■ **TASK STATEMENT**
Your response must be the entire set of entries, reproduced word for word.

Data extracted from a collection
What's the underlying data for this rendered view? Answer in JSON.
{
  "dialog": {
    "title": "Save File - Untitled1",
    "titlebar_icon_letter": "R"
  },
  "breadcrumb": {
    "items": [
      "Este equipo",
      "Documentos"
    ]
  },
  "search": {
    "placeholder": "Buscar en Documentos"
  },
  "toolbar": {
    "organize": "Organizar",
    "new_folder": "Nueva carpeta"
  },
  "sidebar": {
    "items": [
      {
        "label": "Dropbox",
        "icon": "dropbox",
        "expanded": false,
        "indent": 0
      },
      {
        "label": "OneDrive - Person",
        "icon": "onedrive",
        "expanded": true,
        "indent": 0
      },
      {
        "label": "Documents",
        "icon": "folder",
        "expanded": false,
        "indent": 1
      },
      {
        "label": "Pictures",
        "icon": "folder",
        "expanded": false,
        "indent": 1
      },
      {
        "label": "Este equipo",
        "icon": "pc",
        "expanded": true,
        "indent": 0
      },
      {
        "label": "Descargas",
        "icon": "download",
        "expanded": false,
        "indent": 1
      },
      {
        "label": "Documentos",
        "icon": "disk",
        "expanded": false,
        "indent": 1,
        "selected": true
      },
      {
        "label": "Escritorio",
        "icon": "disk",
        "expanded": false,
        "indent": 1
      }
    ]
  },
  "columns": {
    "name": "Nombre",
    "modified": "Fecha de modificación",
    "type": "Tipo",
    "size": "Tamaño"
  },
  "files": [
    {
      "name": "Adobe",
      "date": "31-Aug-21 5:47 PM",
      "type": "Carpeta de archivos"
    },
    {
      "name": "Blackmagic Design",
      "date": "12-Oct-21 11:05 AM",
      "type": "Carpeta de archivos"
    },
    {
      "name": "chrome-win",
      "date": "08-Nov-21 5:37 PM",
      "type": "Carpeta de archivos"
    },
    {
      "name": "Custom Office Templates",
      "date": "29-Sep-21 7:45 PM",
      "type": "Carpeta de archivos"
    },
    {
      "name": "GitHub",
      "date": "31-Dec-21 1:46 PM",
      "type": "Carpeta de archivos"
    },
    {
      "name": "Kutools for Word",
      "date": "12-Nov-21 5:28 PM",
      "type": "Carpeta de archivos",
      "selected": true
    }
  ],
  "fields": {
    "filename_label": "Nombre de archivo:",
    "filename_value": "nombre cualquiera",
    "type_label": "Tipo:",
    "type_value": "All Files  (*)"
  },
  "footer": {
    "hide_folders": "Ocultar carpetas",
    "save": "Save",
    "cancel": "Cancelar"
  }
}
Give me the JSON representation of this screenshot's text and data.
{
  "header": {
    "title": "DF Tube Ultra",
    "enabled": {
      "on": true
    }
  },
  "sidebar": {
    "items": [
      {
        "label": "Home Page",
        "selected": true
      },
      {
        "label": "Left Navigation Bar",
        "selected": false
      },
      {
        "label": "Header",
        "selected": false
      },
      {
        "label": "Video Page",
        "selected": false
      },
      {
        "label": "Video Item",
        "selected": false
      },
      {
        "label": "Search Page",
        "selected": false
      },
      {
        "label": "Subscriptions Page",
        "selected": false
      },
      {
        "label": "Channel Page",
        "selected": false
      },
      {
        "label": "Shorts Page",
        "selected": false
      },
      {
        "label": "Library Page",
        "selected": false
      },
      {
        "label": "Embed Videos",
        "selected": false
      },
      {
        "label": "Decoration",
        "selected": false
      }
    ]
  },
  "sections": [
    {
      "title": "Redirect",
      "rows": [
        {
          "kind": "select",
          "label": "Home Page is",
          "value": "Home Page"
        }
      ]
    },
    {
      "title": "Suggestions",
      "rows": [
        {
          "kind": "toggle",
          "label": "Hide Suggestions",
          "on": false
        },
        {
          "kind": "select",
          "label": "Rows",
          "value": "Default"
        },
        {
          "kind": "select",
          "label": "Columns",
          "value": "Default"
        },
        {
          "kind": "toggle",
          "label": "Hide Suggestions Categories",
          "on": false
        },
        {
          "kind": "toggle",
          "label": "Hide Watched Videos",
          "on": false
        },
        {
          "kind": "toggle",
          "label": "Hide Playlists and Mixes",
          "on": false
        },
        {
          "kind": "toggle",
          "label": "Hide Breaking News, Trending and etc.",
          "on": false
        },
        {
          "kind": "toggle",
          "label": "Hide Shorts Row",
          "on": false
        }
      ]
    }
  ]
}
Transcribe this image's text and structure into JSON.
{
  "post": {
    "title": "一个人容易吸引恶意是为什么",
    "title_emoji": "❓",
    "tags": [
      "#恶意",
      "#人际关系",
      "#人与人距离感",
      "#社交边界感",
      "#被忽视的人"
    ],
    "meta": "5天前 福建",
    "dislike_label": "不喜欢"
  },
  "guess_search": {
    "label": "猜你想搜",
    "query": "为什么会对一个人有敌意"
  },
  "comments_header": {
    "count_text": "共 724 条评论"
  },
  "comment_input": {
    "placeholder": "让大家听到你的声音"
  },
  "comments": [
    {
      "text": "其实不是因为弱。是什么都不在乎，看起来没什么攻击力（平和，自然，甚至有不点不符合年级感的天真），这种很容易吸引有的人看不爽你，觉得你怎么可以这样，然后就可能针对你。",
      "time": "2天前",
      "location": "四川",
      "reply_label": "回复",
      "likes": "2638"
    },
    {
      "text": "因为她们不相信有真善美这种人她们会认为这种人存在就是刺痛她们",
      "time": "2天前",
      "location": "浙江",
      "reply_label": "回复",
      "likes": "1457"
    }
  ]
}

■ **TASK SOLUTION**
What's the underlying data for this rendered view? Answer in JSON.
{
  "dialog": {
    "title": "Save File - Untitled1",
    "titlebar_icon_letter": "R"
  },
  "breadcrumb": {
    "items": [
      "Este equipo",
      "Documentos"
    ]
  },
  "search": {
    "placeholder": "Buscar en Documentos"
  },
  "toolbar": {
    "organize": "Organizar",
    "new_folder": "Nueva carpeta"
  },
  "sidebar": {
    "items": [
      {
        "label": "Dropbox",
        "icon": "dropbox",
        "expanded": false,
        "indent": 0
      },
      {
        "label": "OneDrive - Person",
        "icon": "onedrive",
        "expanded": true,
        "indent": 0
      },
      {
        "label": "Documents",
        "icon": "folder",
        "expanded": false,
        "indent": 1
      },
      {
        "label": "Pictures",
        "icon": "folder",
        "expanded": false,
        "indent": 1
      },
      {
        "label": "Este equipo",
        "icon": "pc",
        "expanded": true,
        "indent": 0
      },
      {
        "label": "Descargas",
        "icon": "download",
        "expanded": false,
        "indent": 1
      },
      {
        "label": "Documentos",
        "icon": "disk",
        "expanded": false,
        "indent": 1,
        "selected": true
      },
      {
        "label": "Escritorio",
        "icon": "disk",
        "expanded": false,
        "indent": 1
      }
    ]
  },
  "columns": {
    "name": "Nombre",
    "modified": "Fecha de modificación",
    "type": "Tipo",
    "size": "Tamaño"
  },
  "files": [
    {
      "name": "Adobe",
      "date": "31-Aug-21 5:47 PM",
      "type": "Carpeta de archivos"
    },
    {
      "name": "Blackmagic Design",
      "date": "12-Oct-21 11:05 AM",
      "type": "Carpeta de archivos"
    },
    {
      "name": "chrome-win",
      "date": "08-Nov-21 5:37 PM",
      "type": "Carpeta de archivos"
    },
    {
      "name": "Custom Office Templates",
      "date": "29-Sep-21 7:45 PM",
      "type": "Carpeta de archivos"
    },
    {
      "name": "GitHub",
      "date": "31-Dec-21 1:46 PM",
      "type": "Carpeta de archivos"
    },
    {
      "name": "Kutools for Word",
      "date": "12-Nov-21 5:28 PM",
      "type": "Carpeta de archivos",
      "selected": true
    }
  ],
  "fields": {
    "filename_label": "Nombre de archivo:",
    "filename_value": "nombre cualquiera",
    "type_label": "Tipo:",
    "type_value": "All Files  (*)"
  },
  "footer": {
    "hide_folders": "Ocultar carpetas",
    "save": "Save",
    "cancel": "Cancelar"
  }
}
Give me the JSON representation of this screenshot's text and data.
{
  "header": {
    "title": "DF Tube Ultra",
    "enabled": {
      "on": true
    }
  },
  "sidebar": {
    "items": [
      {
        "label": "Home Page",
        "selected": true
      },
      {
        "label": "Left Navigation Bar",
        "selected": false
      },
      {
        "label": "Header",
        "selected": false
      },
      {
        "label": "Video Page",
        "selected": false
      },
      {
        "label": "Video Item",
        "selected": false
      },
      {
        "label": "Search Page",
        "selected": false
      },
      {
        "label": "Subscriptions Page",
        "selected": false
      },
      {
        "label": "Channel Page",
        "selected": false
      },
      {
        "label": "Shorts Page",
        "selected": false
      },
      {
        "label": "Library Page",
        "selected": false
      },
      {
        "label": "Embed Videos",
        "selected": false
      },
      {
        "label": "Decoration",
        "selected": false
      }
    ]
  },
  "sections": [
    {
      "title": "Redirect",
      "rows": [
        {
          "kind": "select",
          "label": "Home Page is",
          "value": "Home Page"
        }
      ]
    },
    {
      "title": "Suggestions",
      "rows": [
        {
          "kind": "toggle",
          "label": "Hide Suggestions",
          "on": false
        },
        {
          "kind": "select",
          "label": "Rows",
          "value": "Default"
        },
        {
          "kind": "select",
          "label": "Columns",
          "value": "Default"
        },
        {
          "kind": "toggle",
          "label": "Hide Suggestions Categories",
          "on": false
        },
        {
          "kind": "toggle",
          "label": "Hide Watched Videos",
          "on": false
        },
        {
          "kind": "toggle",
          "label": "Hide Playlists and Mixes",
          "on": false
        },
        {
          "kind": "toggle",
          "label": "Hide Breaking News, Trending and etc.",
          "on": false
        },
        {
          "kind": "toggle",
          "label": "Hide Shorts Row",
          "on": false
        }
      ]
    }
  ]
}
Transcribe this image's text and structure into JSON.
{
  "post": {
    "title": "一个人容易吸引恶意是为什么",
    "title_emoji": "❓",
    "tags": [
      "#恶意",
      "#人际关系",
      "#人与人距离感",
      "#社交边界感",
      "#被忽视的人"
    ],
    "meta": "5天前 福建",
    "dislike_label": "不喜欢"
  },
  "guess_search": {
    "label": "猜你想搜",
    "query": "为什么会对一个人有敌意"
  },
  "comments_header": {
    "count_text": "共 724 条评论"
  },
  "comment_input": {
    "placeholder": "让大家听到你的声音"
  },
  "comments": [
    {
      "text": "其实不是因为弱。是什么都不在乎，看起来没什么攻击力（平和，自然，甚至有不点不符合年级感的天真），这种很容易吸引有的人看不爽你，觉得你怎么可以这样，然后就可能针对你。",
      "time": "2天前",
      "location": "四川",
      "reply_label": "回复",
      "likes": "2638"
    },
    {
      "text": "因为她们不相信有真善美这种人她们会认为这种人存在就是刺痛她们",
      "time": "2天前",
      "location": "浙江",
      "reply_label": "回复",
      "likes": "1457"
    }
  ]
}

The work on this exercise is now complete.